§ **Problem details**
From the entries below, copy every line holding the word "Output".

§ **Records**
•••••
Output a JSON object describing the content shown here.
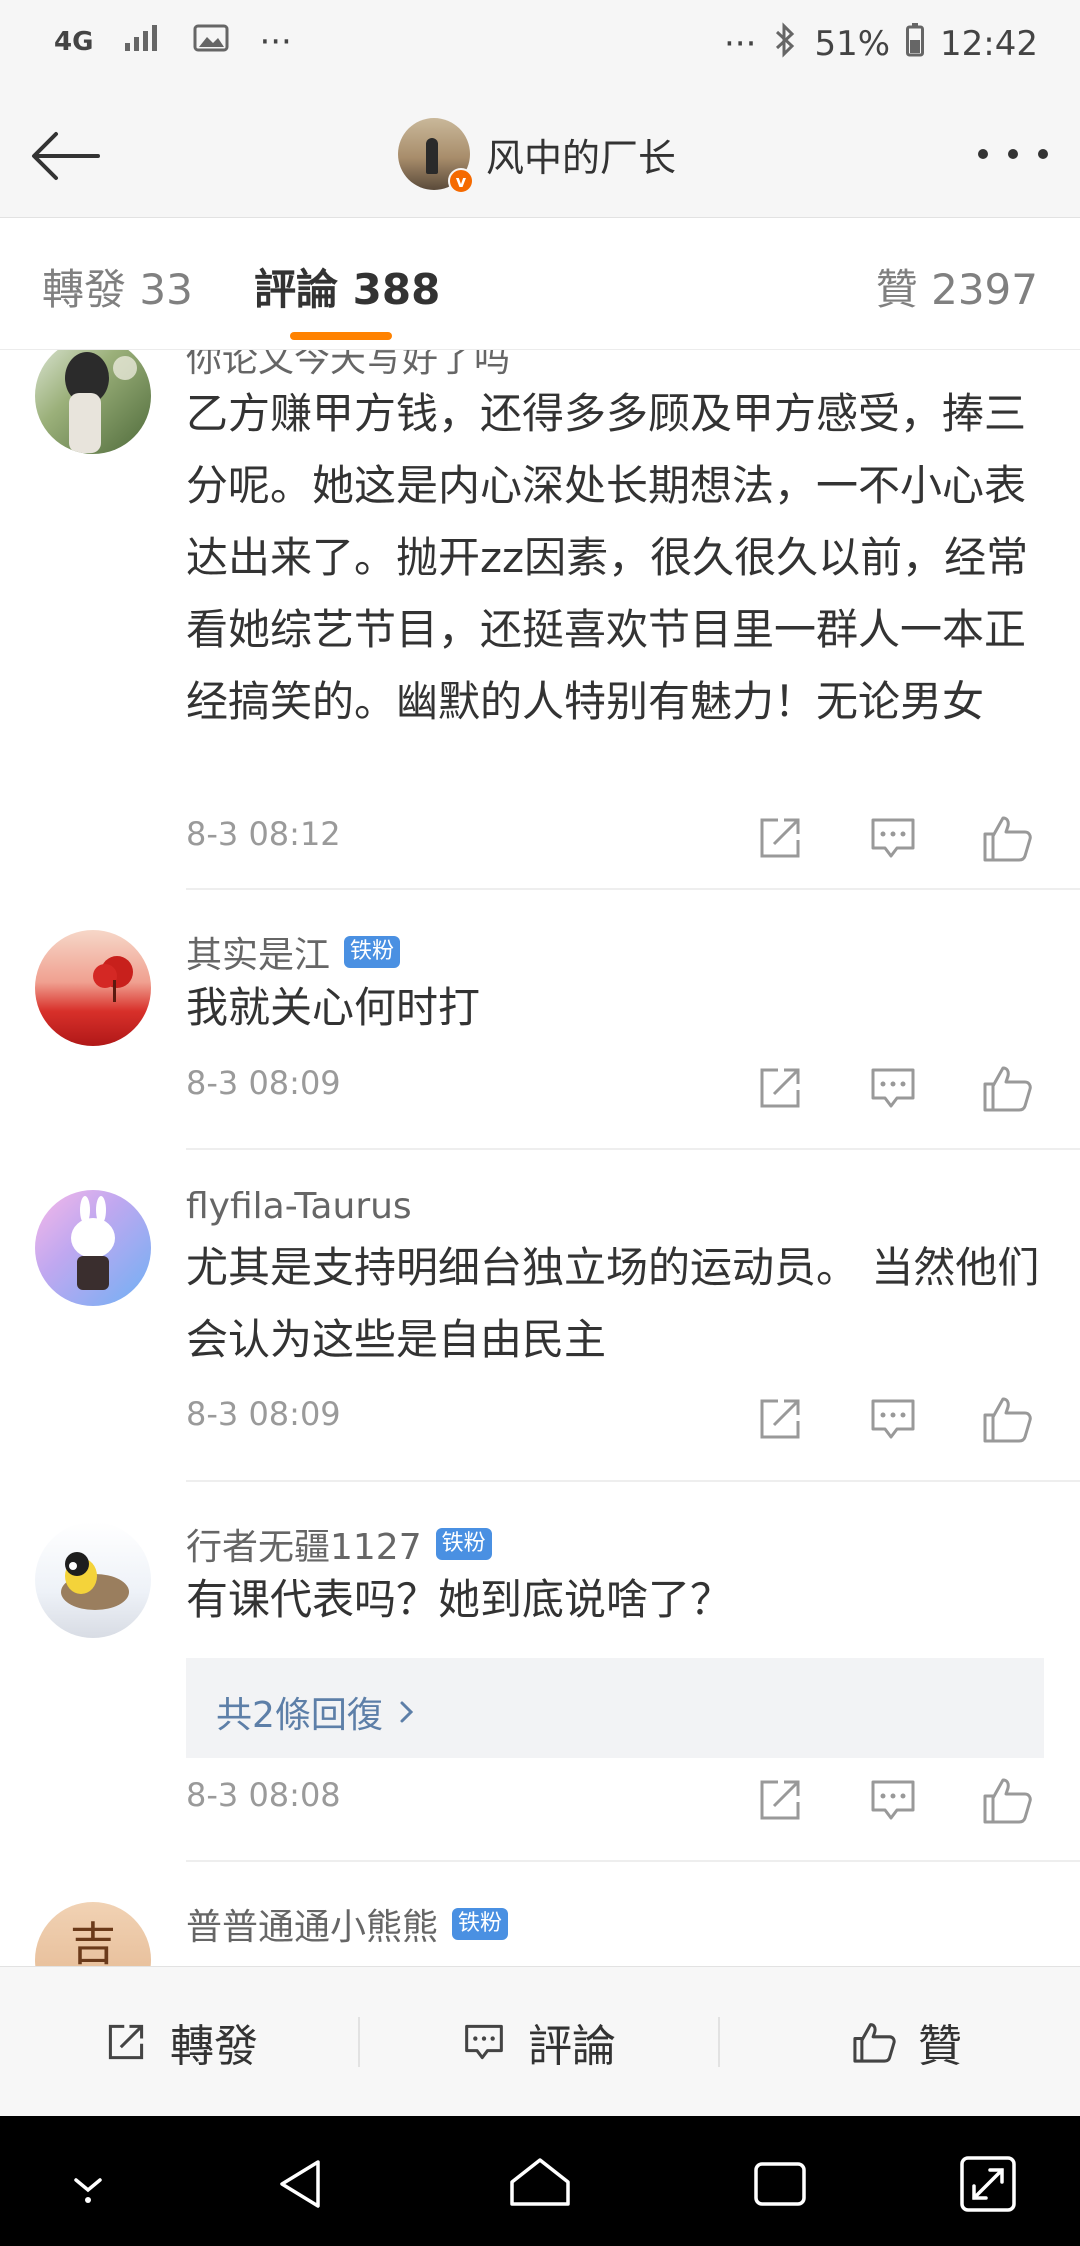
{
  "status_bar": {
    "network": "4G",
    "more": "···",
    "more_right": "···",
    "battery": "51%",
    "time": "12:42"
  },
  "header": {
    "title": "风中的厂长",
    "verified_badge": "v"
  },
  "tabs": {
    "repost": "轉發 33",
    "comment": "評論 388",
    "like": "贊 2397"
  },
  "comments": [
    {
      "name": "你论文今天写好了吗",
      "badge": "",
      "text": "乙方赚甲方钱，还得多多顾及甲方感受，捧三分呢。她这是内心深处长期想法，一不小心表达出来了。抛开zz因素，很久很久以前，经常看她综艺节目，还挺喜欢节目里一群人一本正经搞笑的。幽默的人特别有魅力！无论男女",
      "time": "8-3 08:12"
    },
    {
      "name": "其实是江",
      "badge": "铁粉",
      "text": "我就关心何时打",
      "time": "8-3 08:09"
    },
    {
      "name": "flyfila-Taurus",
      "badge": "",
      "text": "尤其是支持明细台独立场的运动员。 当然他们会认为这些是自由民主",
      "time": "8-3 08:09"
    },
    {
      "name": "行者无疆1127",
      "badge": "铁粉",
      "text": "有课代表吗？她到底说啥了？",
      "replies": "共2條回復",
      "time": "8-3 08:08"
    },
    {
      "name": "普普通通小熊熊",
      "badge": "铁粉"
    }
  ],
  "bottom_bar": {
    "repost": "轉發",
    "comment": "評論",
    "like": "贊"
  },
  "colors": {
    "accent": "#ff8200",
    "fan_badge": "#4a90e2",
    "link": "#5d7fa8"
  }
}
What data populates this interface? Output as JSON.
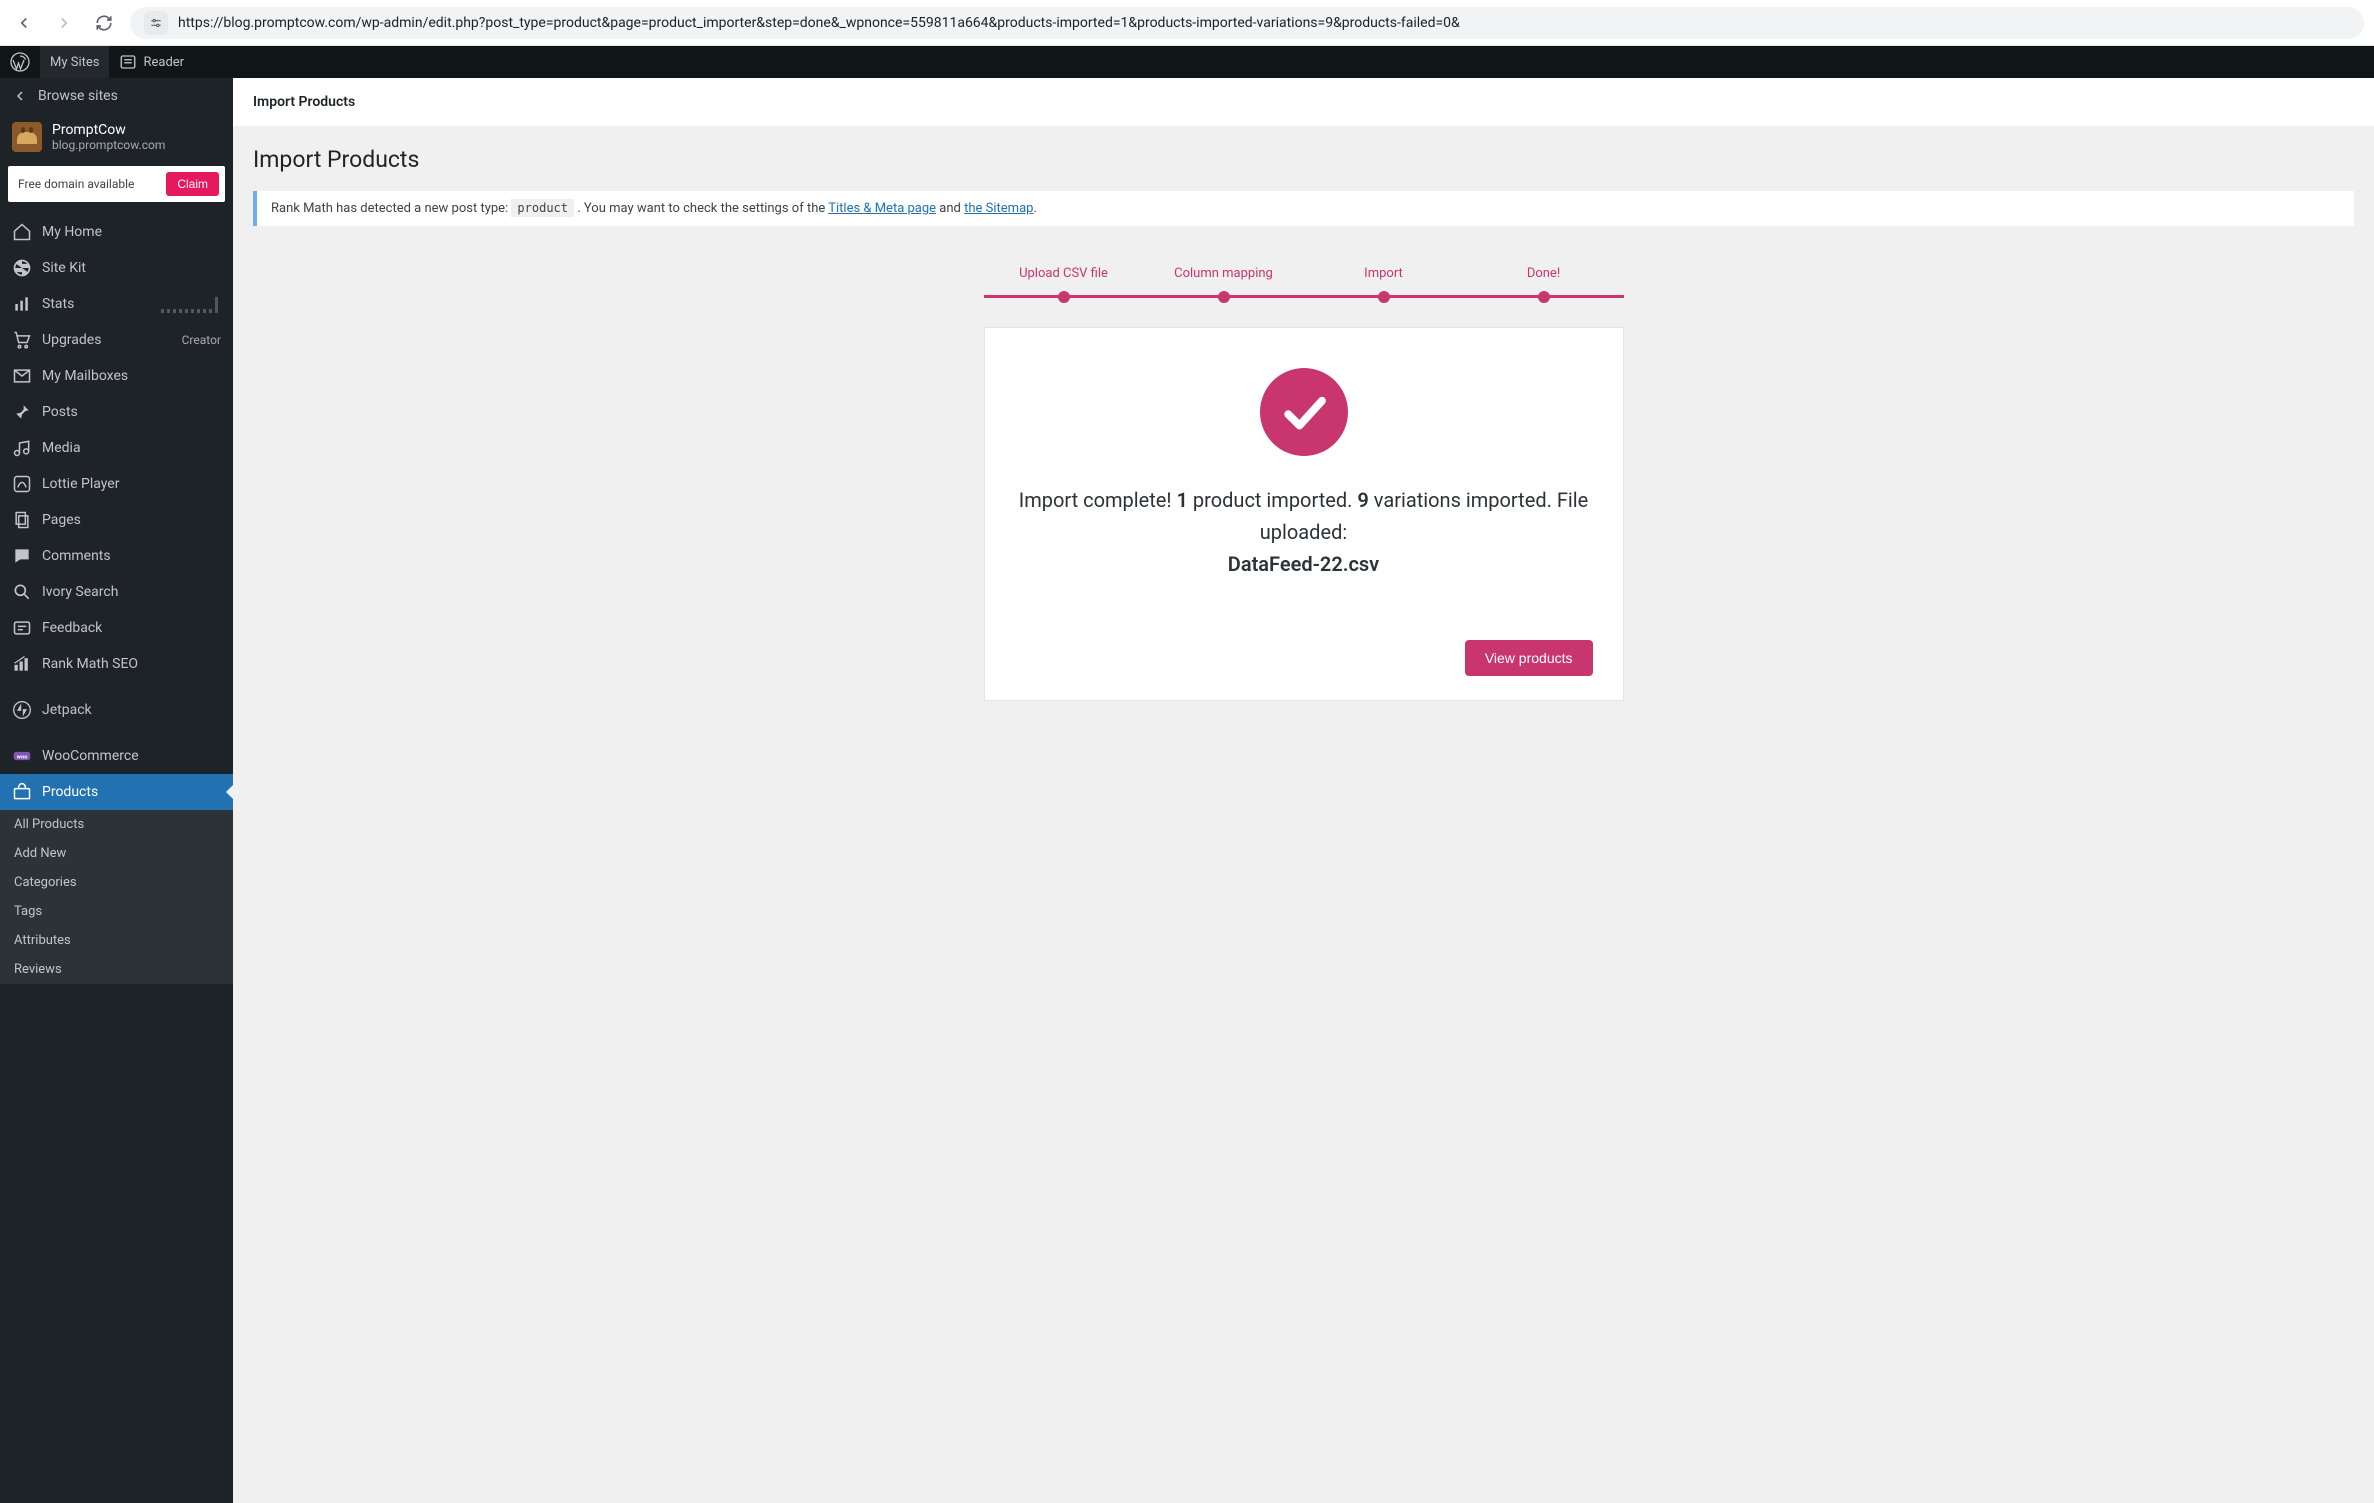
{
  "browser": {
    "url": "https://blog.promptcow.com/wp-admin/edit.php?post_type=product&page=product_importer&step=done&_wpnonce=559811a664&products-imported=1&products-imported-variations=9&products-failed=0&"
  },
  "admin_bar": {
    "my_sites": "My Sites",
    "reader": "Reader"
  },
  "sidebar": {
    "browse": "Browse sites",
    "site_name": "PromptCow",
    "site_sub": "blog.promptcow.com",
    "domain_text": "Free domain available",
    "claim": "Claim",
    "items": [
      {
        "label": "My Home"
      },
      {
        "label": "Site Kit"
      },
      {
        "label": "Stats"
      },
      {
        "label": "Upgrades",
        "right": "Creator"
      },
      {
        "label": "My Mailboxes"
      },
      {
        "label": "Posts"
      },
      {
        "label": "Media"
      },
      {
        "label": "Lottie Player"
      },
      {
        "label": "Pages"
      },
      {
        "label": "Comments"
      },
      {
        "label": "Ivory Search"
      },
      {
        "label": "Feedback"
      },
      {
        "label": "Rank Math SEO"
      },
      {
        "label": "Jetpack"
      },
      {
        "label": "WooCommerce"
      },
      {
        "label": "Products"
      }
    ],
    "submenu": [
      "All Products",
      "Add New",
      "Categories",
      "Tags",
      "Attributes",
      "Reviews"
    ]
  },
  "page": {
    "header": "Import Products",
    "title": "Import Products"
  },
  "notice": {
    "prefix": "Rank Math has detected a new post type: ",
    "code": "product",
    "mid": ". You may want to check the settings of the ",
    "link1": "Titles & Meta page",
    "and": " and ",
    "link2": "the Sitemap",
    "suffix": "."
  },
  "stepper": [
    "Upload CSV file",
    "Column mapping",
    "Import",
    "Done!"
  ],
  "result": {
    "complete": "Import complete! ",
    "products_count": "1",
    "products_text": " product imported. ",
    "variations_count": "9",
    "variations_text": " variations imported. File uploaded: ",
    "filename": "DataFeed-22.csv",
    "view_button": "View products"
  }
}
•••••
§ **Solution**
Output a JSON object describing the content shown here.
What data populates this interface? Output as JSON.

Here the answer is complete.